Please copy out each line of the entries in which "amount" appears.
[Opening EXERCISE INPUTS section]
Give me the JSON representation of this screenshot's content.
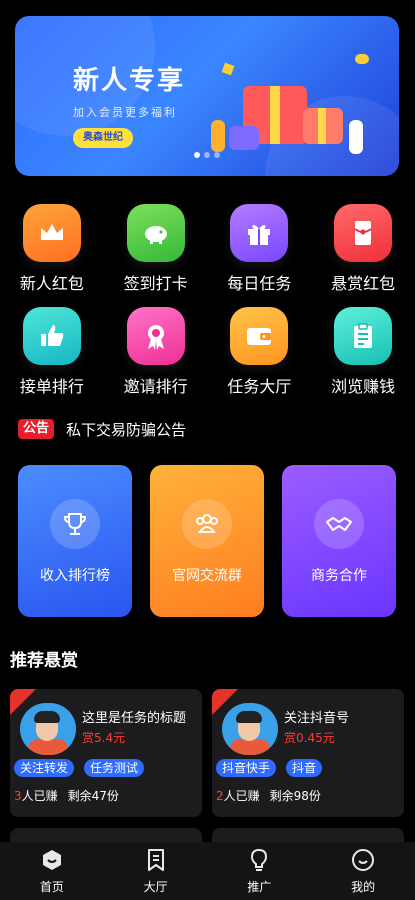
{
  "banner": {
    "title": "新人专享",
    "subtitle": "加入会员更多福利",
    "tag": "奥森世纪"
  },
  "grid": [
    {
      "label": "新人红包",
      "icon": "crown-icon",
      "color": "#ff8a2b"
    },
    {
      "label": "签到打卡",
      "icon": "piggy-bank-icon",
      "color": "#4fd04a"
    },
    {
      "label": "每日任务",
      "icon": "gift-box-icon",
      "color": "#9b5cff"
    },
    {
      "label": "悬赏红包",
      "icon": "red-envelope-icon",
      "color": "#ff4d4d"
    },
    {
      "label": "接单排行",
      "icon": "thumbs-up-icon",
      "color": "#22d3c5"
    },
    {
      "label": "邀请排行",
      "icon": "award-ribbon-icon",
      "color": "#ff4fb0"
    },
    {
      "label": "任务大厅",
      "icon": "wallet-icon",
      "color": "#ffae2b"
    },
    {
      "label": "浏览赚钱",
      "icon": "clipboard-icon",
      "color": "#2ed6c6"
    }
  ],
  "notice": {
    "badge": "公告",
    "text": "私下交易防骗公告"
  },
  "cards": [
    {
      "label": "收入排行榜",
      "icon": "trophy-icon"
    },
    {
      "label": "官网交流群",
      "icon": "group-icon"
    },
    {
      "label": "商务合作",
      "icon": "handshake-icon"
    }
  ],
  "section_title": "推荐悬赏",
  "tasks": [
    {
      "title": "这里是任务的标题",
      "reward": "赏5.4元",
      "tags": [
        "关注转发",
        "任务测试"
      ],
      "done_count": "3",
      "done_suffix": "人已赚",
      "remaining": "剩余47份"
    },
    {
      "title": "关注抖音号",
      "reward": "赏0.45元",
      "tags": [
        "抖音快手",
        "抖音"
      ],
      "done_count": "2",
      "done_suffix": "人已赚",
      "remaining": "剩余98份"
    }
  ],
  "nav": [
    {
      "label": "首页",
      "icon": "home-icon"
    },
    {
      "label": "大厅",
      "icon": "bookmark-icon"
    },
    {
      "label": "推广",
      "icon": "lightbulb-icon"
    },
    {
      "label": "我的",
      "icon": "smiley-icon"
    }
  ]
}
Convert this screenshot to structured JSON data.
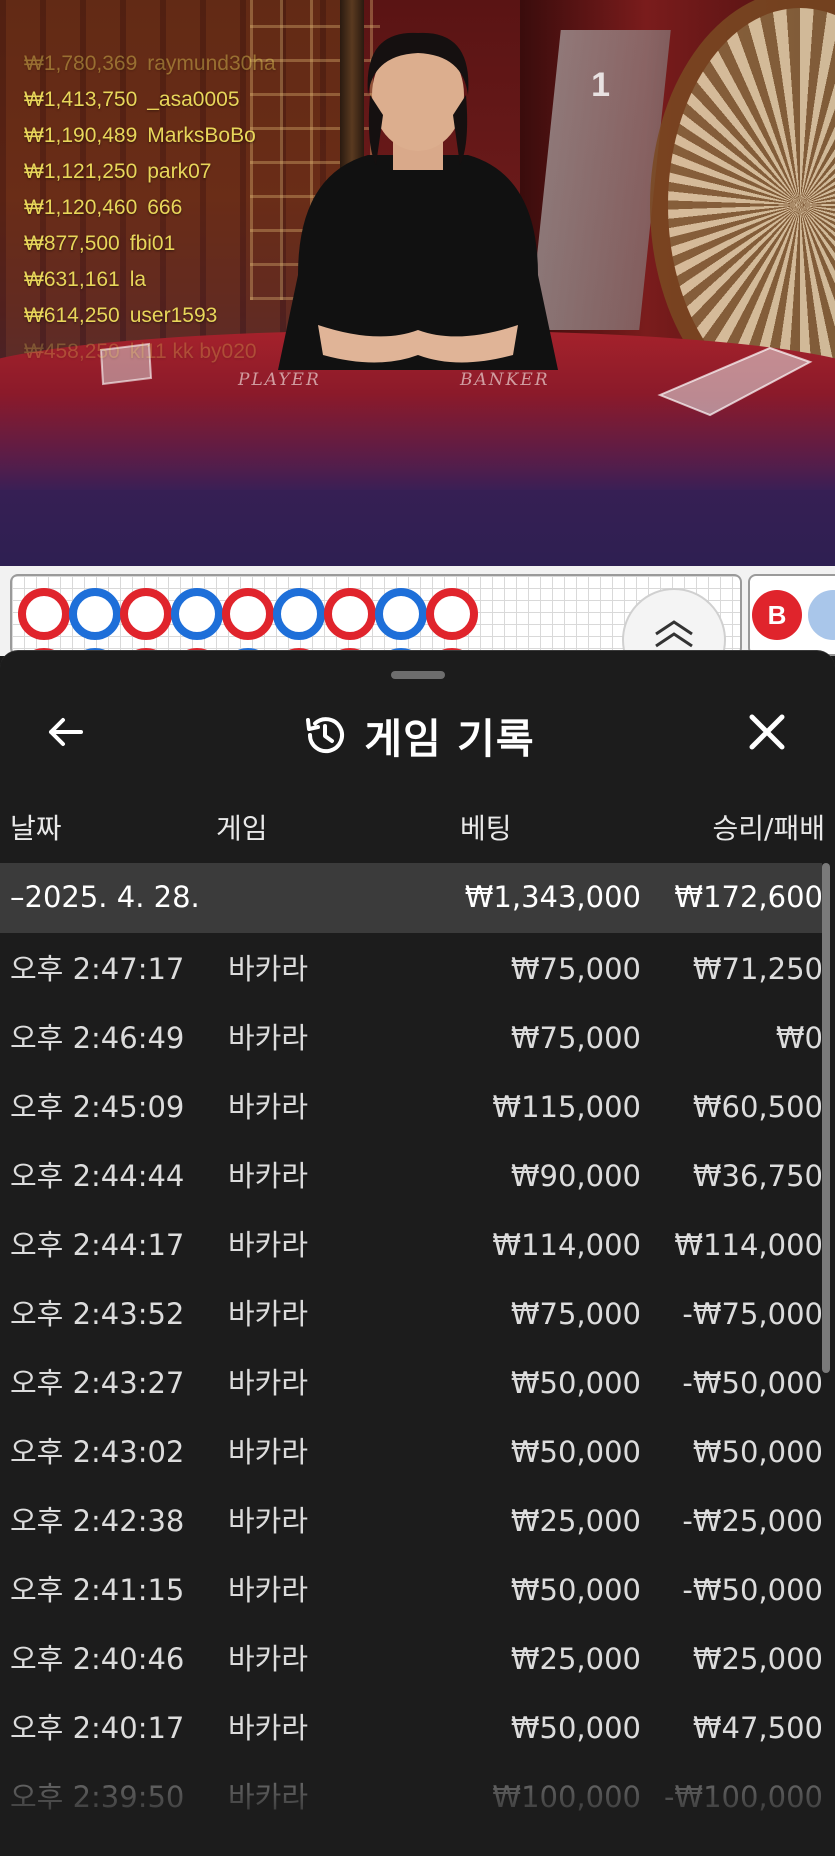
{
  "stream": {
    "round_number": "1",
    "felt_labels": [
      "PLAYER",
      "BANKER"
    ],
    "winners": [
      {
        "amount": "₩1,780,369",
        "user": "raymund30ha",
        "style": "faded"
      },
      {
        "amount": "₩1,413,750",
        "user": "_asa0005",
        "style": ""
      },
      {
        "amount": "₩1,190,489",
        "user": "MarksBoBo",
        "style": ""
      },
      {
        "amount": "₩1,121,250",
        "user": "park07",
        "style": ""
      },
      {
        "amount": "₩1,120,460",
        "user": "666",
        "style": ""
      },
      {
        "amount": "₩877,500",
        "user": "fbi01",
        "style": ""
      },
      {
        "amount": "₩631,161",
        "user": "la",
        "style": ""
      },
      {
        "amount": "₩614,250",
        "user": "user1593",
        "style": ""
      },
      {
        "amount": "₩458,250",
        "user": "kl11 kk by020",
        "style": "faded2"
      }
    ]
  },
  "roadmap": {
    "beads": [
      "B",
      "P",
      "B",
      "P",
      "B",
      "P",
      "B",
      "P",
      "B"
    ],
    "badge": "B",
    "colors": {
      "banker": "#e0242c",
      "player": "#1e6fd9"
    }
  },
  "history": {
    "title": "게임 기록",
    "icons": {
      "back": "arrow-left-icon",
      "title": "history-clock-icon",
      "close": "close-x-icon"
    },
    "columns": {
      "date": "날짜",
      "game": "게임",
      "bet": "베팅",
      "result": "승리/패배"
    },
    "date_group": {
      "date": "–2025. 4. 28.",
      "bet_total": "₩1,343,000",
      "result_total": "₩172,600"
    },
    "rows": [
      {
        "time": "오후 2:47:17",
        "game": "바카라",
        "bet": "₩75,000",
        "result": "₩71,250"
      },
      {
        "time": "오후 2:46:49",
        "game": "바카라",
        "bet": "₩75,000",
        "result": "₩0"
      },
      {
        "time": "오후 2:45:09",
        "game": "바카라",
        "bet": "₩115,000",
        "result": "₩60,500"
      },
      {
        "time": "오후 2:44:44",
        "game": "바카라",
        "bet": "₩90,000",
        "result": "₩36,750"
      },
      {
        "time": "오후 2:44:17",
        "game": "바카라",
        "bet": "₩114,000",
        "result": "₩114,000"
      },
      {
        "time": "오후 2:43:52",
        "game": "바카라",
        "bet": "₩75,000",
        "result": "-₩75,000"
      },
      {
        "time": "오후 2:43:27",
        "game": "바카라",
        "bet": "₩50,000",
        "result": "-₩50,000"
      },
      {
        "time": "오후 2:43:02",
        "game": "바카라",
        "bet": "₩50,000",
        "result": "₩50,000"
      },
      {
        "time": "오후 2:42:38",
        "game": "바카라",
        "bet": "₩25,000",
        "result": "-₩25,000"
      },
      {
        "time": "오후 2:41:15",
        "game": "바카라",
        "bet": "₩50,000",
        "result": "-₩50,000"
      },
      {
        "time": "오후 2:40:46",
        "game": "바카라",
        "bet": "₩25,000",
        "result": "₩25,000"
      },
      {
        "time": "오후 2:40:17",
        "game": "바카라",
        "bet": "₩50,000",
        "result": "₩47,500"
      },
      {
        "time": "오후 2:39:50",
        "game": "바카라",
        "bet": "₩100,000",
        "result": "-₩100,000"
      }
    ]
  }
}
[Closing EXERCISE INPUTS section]
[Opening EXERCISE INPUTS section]
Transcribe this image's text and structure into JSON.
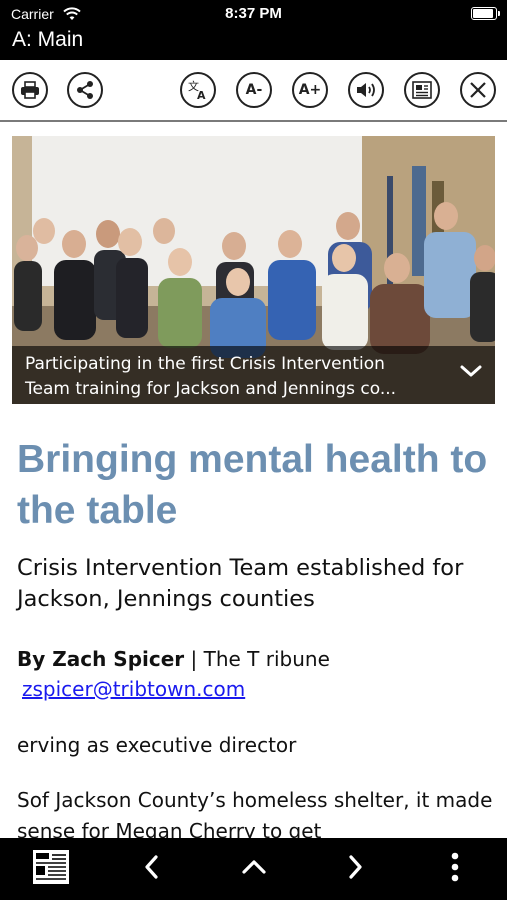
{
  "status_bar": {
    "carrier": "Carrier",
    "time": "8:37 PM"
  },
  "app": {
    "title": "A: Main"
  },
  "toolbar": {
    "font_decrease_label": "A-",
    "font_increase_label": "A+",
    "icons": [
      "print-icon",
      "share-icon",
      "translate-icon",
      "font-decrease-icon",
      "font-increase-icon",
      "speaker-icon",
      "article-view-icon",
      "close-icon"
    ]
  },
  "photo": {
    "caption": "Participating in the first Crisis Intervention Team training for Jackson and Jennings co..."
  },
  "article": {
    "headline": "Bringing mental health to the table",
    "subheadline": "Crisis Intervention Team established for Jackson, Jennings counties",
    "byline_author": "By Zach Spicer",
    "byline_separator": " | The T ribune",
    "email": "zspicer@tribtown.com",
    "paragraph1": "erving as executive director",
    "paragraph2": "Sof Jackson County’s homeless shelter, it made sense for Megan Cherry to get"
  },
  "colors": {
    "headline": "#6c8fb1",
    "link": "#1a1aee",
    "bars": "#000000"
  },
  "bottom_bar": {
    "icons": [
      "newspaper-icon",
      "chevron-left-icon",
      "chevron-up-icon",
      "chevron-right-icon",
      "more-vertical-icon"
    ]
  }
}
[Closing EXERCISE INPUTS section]
* [RESPONSE TO THE EXERCISE]:
        "amount": "₩1,780,369",
        "amount": "₩1,413,750",
        "amount": "₩1,190,489",
        "amount": "₩1,121,250",
        "amount": "₩1,120,460",
        "amount": "₩877,500",
        "amount": "₩631,161",
        "amount": "₩614,250",
        "amount": "₩458,250",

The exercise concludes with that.